[[ PROVIDED RECORDS open ]]

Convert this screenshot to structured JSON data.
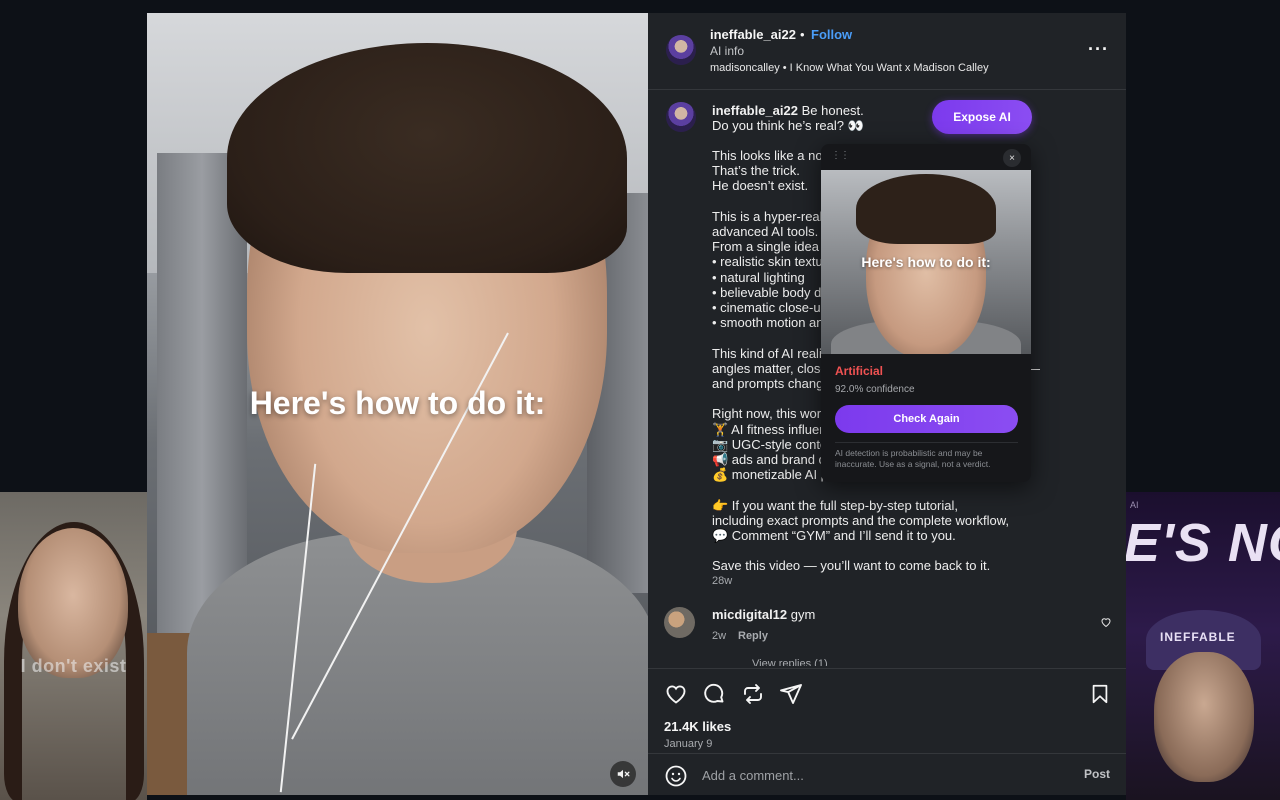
{
  "background": {
    "left_thumb_caption": "I don't exist",
    "right_thumb_top_text": "E'S NOT",
    "right_thumb_small_label": "AI",
    "right_thumb_cap_word": "INEFFABLE"
  },
  "video": {
    "caption": "Here's how to do it:",
    "mute_icon": "speaker-muted-icon"
  },
  "post": {
    "header": {
      "username": "ineffable_ai22",
      "separator": "•",
      "follow_label": "Follow",
      "ai_info": "AI info",
      "audio": "madisoncalley • I Know What You Want x Madison Calley",
      "more_icon": "···"
    },
    "caption": {
      "username": "ineffable_ai22",
      "first_line": "Be honest.",
      "second_line": "Do you think he’s real? 👀",
      "body": "This looks like a normal gym video.\nThat’s the trick.\nHe doesn’t exist.\n\nThis is a hyper-realistic AI influencer created using\nadvanced AI tools.\nFrom a single idea to:\n• realistic skin texture\n• natural lighting\n• believable body details\n• cinematic close-ups\n• smooth motion and camera angles\n\nThis kind of AI realism is possible when camera\nangles matter, close-ups are intentional, details matter —\nand prompts change everything.\n\nRight now, this workflow is used for:\n🏋 AI fitness influencers\n📷 UGC-style content\n📢 ads and brand campaigns\n💰 monetizable AI projects\n\n👉 If you want the full step-by-step tutorial,\nincluding exact prompts and the complete workflow,\n💬 Comment “GYM” and I’ll send it to you.\n\nSave this video — you’ll want to come back to it.",
      "time": "28w"
    },
    "comment": {
      "username": "micdigital12",
      "text": "gym",
      "time": "2w",
      "reply_label": "Reply",
      "view_replies": "View replies (1)"
    },
    "likes": "21.4K likes",
    "date": "January 9",
    "comment_placeholder": "Add a comment...",
    "post_label": "Post"
  },
  "expose_button": "Expose AI",
  "detector": {
    "drag_handle": "⋮⋮",
    "close": "×",
    "thumb_caption": "Here's how to do it:",
    "verdict": "Artificial",
    "confidence": "92.0% confidence",
    "check_again": "Check Again",
    "disclaimer": "AI detection is probabilistic and may be inaccurate. Use as a signal, not a verdict.",
    "verdict_color": "#f05252",
    "accent": "#7c3aed"
  }
}
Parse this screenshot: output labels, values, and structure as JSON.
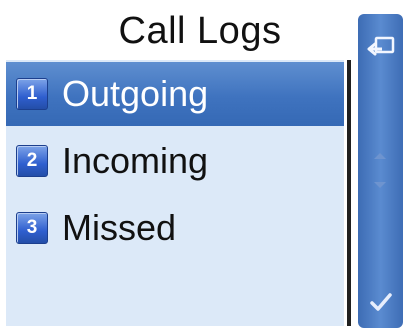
{
  "header": {
    "title": "Call Logs"
  },
  "menu": {
    "items": [
      {
        "number": "1",
        "label": "Outgoing",
        "selected": true
      },
      {
        "number": "2",
        "label": "Incoming",
        "selected": false
      },
      {
        "number": "3",
        "label": "Missed",
        "selected": false
      }
    ]
  },
  "softkeys": {
    "back_icon": "back-return-icon",
    "ok_icon": "checkmark-icon",
    "scroll_up_icon": "arrow-up-icon",
    "scroll_down_icon": "arrow-down-icon"
  },
  "colors": {
    "selection": "#4a7cc6",
    "panel_background": "#dce9f8",
    "sidebar": "#4a7cc4",
    "badge": "#3565cf"
  }
}
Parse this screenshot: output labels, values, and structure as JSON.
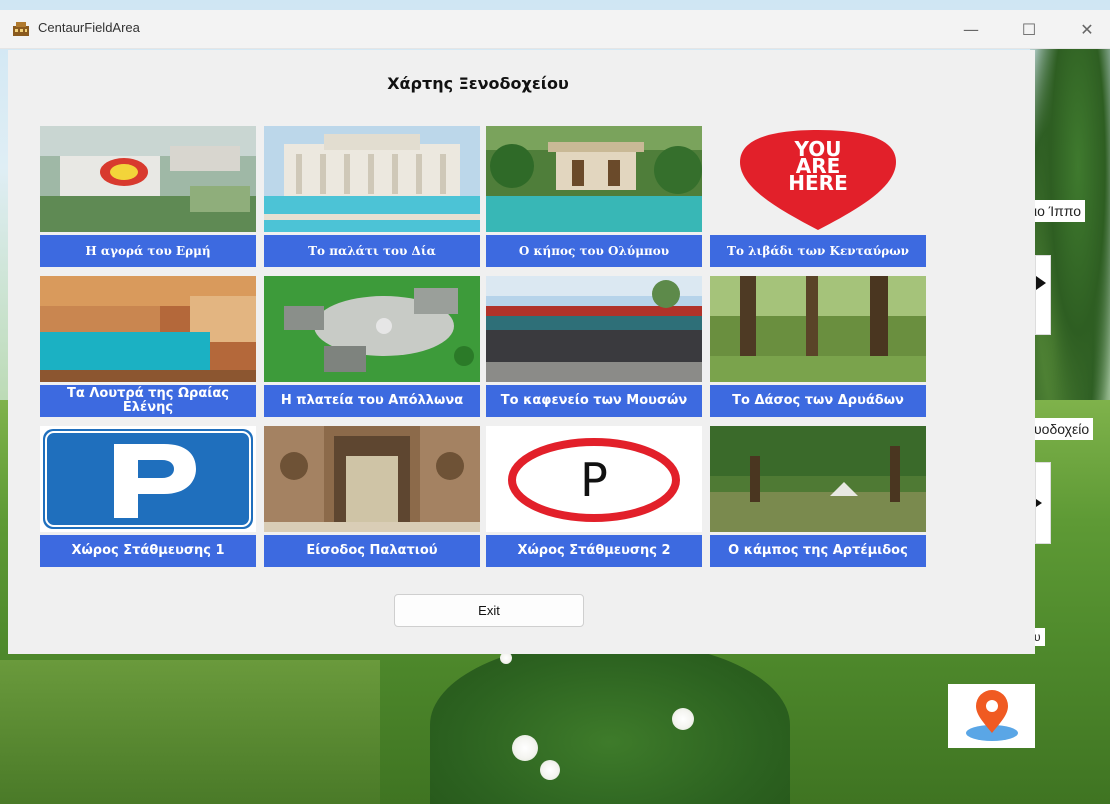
{
  "window": {
    "title": "CentaurFieldArea",
    "minimize": "—",
    "maximize": "☐",
    "close": "✕"
  },
  "background": {
    "label_1": "ιο Ίππο",
    "label_2": "υοδοχείο",
    "label_3": "υ"
  },
  "dialog": {
    "title": "Χάρτης Ξενοδοχείου",
    "tiles": [
      {
        "label": "Η αγορά του Ερμή"
      },
      {
        "label": "Το παλάτι του Δία"
      },
      {
        "label": "Ο κήπος του Ολύμπου"
      },
      {
        "label": "Το λιβάδι των Κενταύρων"
      },
      {
        "label": "Τα Λουτρά της Ωραίας Ελένης"
      },
      {
        "label": "Η πλατεία του Απόλλωνα"
      },
      {
        "label": "Το καφενείο των Μουσών"
      },
      {
        "label": "Το Δάσος των Δρυάδων"
      },
      {
        "label": "Χώρος Στάθμευσης 1"
      },
      {
        "label": "Είσοδος Παλατιού"
      },
      {
        "label": "Χώρος Στάθμευσης 2"
      },
      {
        "label": "Ο κάμπος της Αρτέμιδος"
      }
    ],
    "you_are_here": [
      "YOU",
      "ARE",
      "HERE"
    ],
    "parking_letter": "P",
    "exit_label": "Exit"
  },
  "colors": {
    "caption_blue": "#3d6ae0",
    "marker_orange": "#f05a22",
    "you_are_here_red": "#e2202a"
  }
}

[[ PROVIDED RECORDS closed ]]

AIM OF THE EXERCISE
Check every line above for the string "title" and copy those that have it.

PROBLEM SOLUTION
    "title": "Call Logs"
    "title": "CentaurFieldArea",
    "title": "Χάρτης Ξενοδοχείου",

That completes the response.